Anyway, I think it's fair to say that since the Enlightenment, it's increasingly taken for granted that reason and science are the tools with which humans can solve any problem. In the more aggressive forms of this outlook, the distinct possibility that everything is knowable and controllable in principle easily morphs into a positive assertion of probability. Skeptical pessimism about the ultimate success of the project ended up being relegated to the fringes of religious conservatism, where it could be safely ignored. Even aging and death are now being talked about as "technical" problems which can be "solved". Well, I have nothing whatsoever to base this upon but anecdotes and a personal gut sense, but I feel that non-religious, non-conservative, pessimistic perspectives like Heath's (or John Gray's) are starting to gain intellectual traction. It will be interesting to see how major events in this century tip the balance one way or the other.

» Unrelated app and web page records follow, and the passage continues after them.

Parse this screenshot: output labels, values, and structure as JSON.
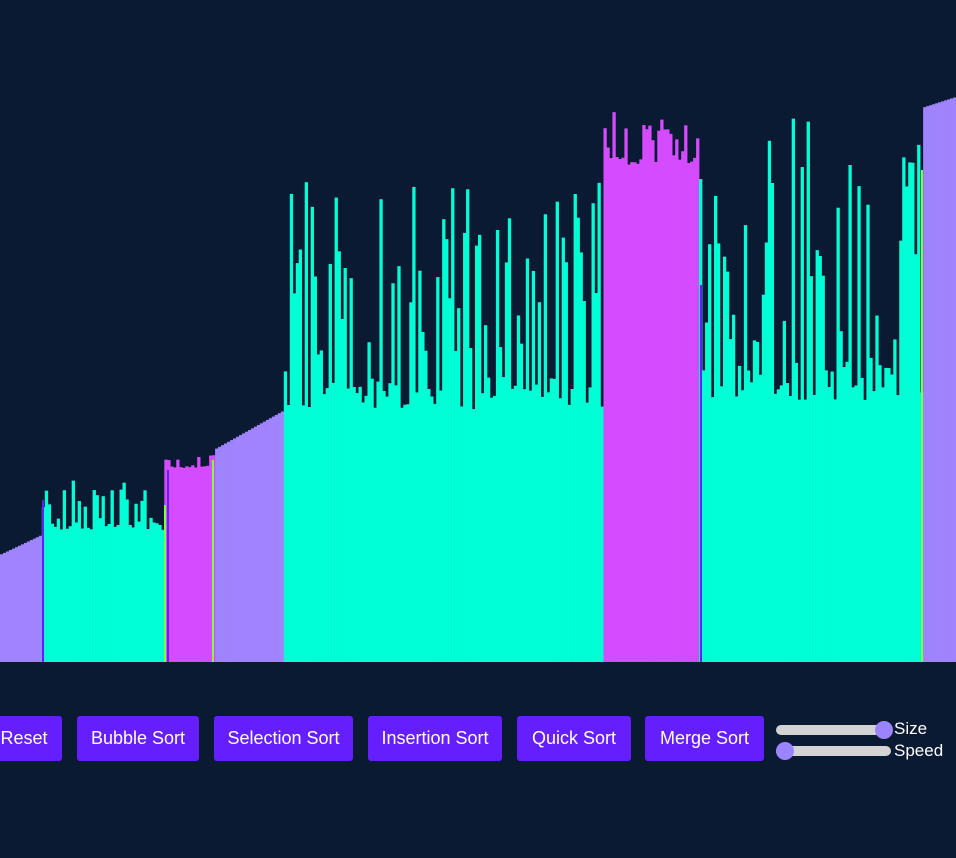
{
  "visualizer": {
    "bar_count": 320,
    "colors": {
      "background": "#0b1a33",
      "sorted": "#a084ff",
      "active": "#00ffd5",
      "pivot": "#d54bff",
      "compare": "#651fff",
      "marker": "#7fff3f"
    },
    "value_range": [
      0,
      100
    ]
  },
  "controls": {
    "buttons": [
      {
        "id": "reset",
        "label": "Reset"
      },
      {
        "id": "bubble",
        "label": "Bubble Sort"
      },
      {
        "id": "selection",
        "label": "Selection Sort"
      },
      {
        "id": "insertion",
        "label": "Insertion Sort"
      },
      {
        "id": "quick",
        "label": "Quick Sort"
      },
      {
        "id": "merge",
        "label": "Merge Sort"
      }
    ],
    "size": {
      "label": "Size",
      "value": 1.0
    },
    "speed": {
      "label": "Speed",
      "value": 0.0
    }
  }
}
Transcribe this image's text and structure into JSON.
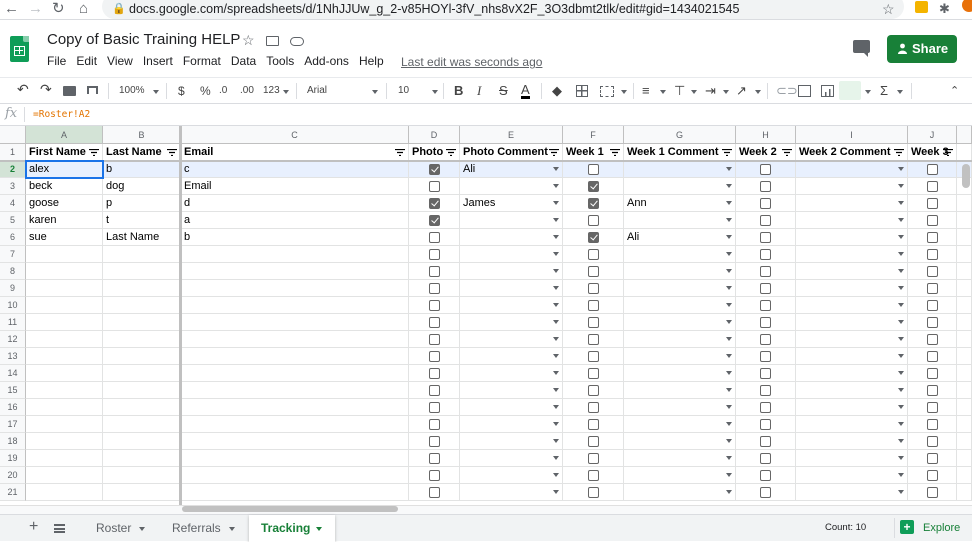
{
  "browser": {
    "url": "docs.google.com/spreadsheets/d/1NhJJUw_g_2-v85HOYl-3fV_nhs8vX2F_3O3dbmt2tlk/edit#gid=1434021545"
  },
  "app": {
    "title": "Copy of Basic Training HELP",
    "menu": [
      "File",
      "Edit",
      "View",
      "Insert",
      "Format",
      "Data",
      "Tools",
      "Add-ons",
      "Help"
    ],
    "last_edit": "Last edit was seconds ago",
    "share_label": "Share",
    "colors": {
      "accent": "#188038",
      "logo": "#0f9d58",
      "selection": "#1a73e8"
    }
  },
  "toolbar": {
    "zoom": "100%",
    "currency": "$",
    "percent": "%",
    "dec_less": ".0",
    "dec_more": ".00",
    "more_formats": "123",
    "font": "Arial",
    "font_size": "10",
    "bold": "B",
    "italic": "I",
    "strike": "S",
    "text_color": "A",
    "sum": "Σ"
  },
  "formula_bar": {
    "fx": "fx",
    "formula": "=Roster!A2"
  },
  "grid": {
    "col_letters": [
      "A",
      "B",
      "C",
      "D",
      "E",
      "F",
      "G",
      "H",
      "I",
      "J"
    ],
    "headers": [
      "First Name",
      "Last Name",
      "Email",
      "Photo",
      "Photo Comment",
      "Week 1",
      "Week 1 Comment",
      "Week 2",
      "Week 2 Comment",
      "Week 3"
    ],
    "row_numbers": [
      "1",
      "2",
      "3",
      "4",
      "5",
      "6",
      "7",
      "8",
      "9",
      "10",
      "11",
      "12",
      "13",
      "14",
      "15",
      "16",
      "17",
      "18",
      "19",
      "20",
      "21"
    ],
    "rows": [
      {
        "first": "alex",
        "last": "b",
        "email": "c",
        "photo": true,
        "photo_comment": "Ali",
        "week1": false,
        "week1_comment": "",
        "week2": false,
        "week2_comment": "",
        "week3": false
      },
      {
        "first": "beck",
        "last": "dog",
        "email": "Email",
        "photo": false,
        "photo_comment": "",
        "week1": true,
        "week1_comment": "",
        "week2": false,
        "week2_comment": "",
        "week3": false
      },
      {
        "first": "goose",
        "last": "p",
        "email": "d",
        "photo": true,
        "photo_comment": "James",
        "week1": true,
        "week1_comment": "Ann",
        "week2": false,
        "week2_comment": "",
        "week3": false
      },
      {
        "first": "karen",
        "last": "t",
        "email": "a",
        "photo": true,
        "photo_comment": "",
        "week1": false,
        "week1_comment": "",
        "week2": false,
        "week2_comment": "",
        "week3": false
      },
      {
        "first": "sue",
        "last": "Last Name",
        "email": "b",
        "photo": false,
        "photo_comment": "",
        "week1": true,
        "week1_comment": "Ali",
        "week2": false,
        "week2_comment": "",
        "week3": false
      }
    ],
    "empty_rows": 15,
    "selected_cell": "A2"
  },
  "sheets": {
    "tabs": [
      "Roster",
      "Referrals",
      "Tracking"
    ],
    "active": "Tracking",
    "count": "Count: 10",
    "explore_label": "Explore"
  }
}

Wednesday, May 13, 2015

Fauxhounds

The newly-minted doctor of rhetoric asks a rhetorical question:

Do we still have the capacity, as a political and intellectual movement, to argue in a way that’s not entirely based on associating with race or gender in a totally vague, unaccountable, and reductive way?

Magic 8-ball says...?




He continues:

If you want us to stop being a mess, you have to be willing to criticize, and you have to accept that every criticism of an ostensibly progressive argument is not some terrible political betrayal. Not everyone who complains about white people has enlightened racial attitudes. Not everyone who constantly drops “mansplaining” or “gaslighting” into conversation actually helps fight sexism. One-liners don’t build a movement. Being clever doesn’t fix the world. Scoring points on Twitter doesn’t create justice. Jokes make nothing happen. We’re speeding for a brutal backlash and inevitable political destruction, if not in 2016 then 2018 or 2020. If you want to help avoid that, I suggest you invest less effort in trying to be the most clever person on the internet and more on being the hardest working person in real life. And stop mistaking yourself for the movement.

Matt Taibbi once offered a hypothesis about the psychology of this self-defeating tendency:

That's why their conversations and their media are so completely dominated by implacable bogeymen... Their faith both in God and in their political convictions is too weak to survive without an unceasing string of real and imaginary confrontations with those people — and for those confrontations, they are constantly assembling evidence and facts to make their case.

But here's the twist. They are not looking for facts with which to defeat opponents. They are looking for facts that ensure them an ever-expanding roster of opponents. They can be correct facts, incorrect facts, irrelevant facts, it doesn't matter. The point is not to win the argument, the point is to make sure the argument never stops. Permanent war isn't a policy imposed from above; it's an emotional imperative that rises from the bottom. In a way, it actually helps if the fact is dubious or untrue (like the Swift-boat business), because that guarantees an argument. You're arguing the particulars, where you're right, while they're arguing the underlying generalities, where they are.

Of course, as you may have noticed by the references to God and swiftboating, the original context had Taibbi attributing this mentality to fundamentalist Christians in particular and Republicans in general. If you leave that partisan bias aside, you can't help but notice that "making sure the argument never stops" is also the emotional imperative driving the online dynamics among progressives that Freddie has been criticizing in vain lo these many years. The point of all their sound and fury is not to end misogyny or racism; the point is to keep finding new sources and hiding places of those social ills in order to ensure that the fun of denouncing and posturing never has to stop. The web is not a place for serious political action. It's a kennel full of baying hounds, desperate to be let loose after the scent of social injustice. The thrill of the hunt is what they live for.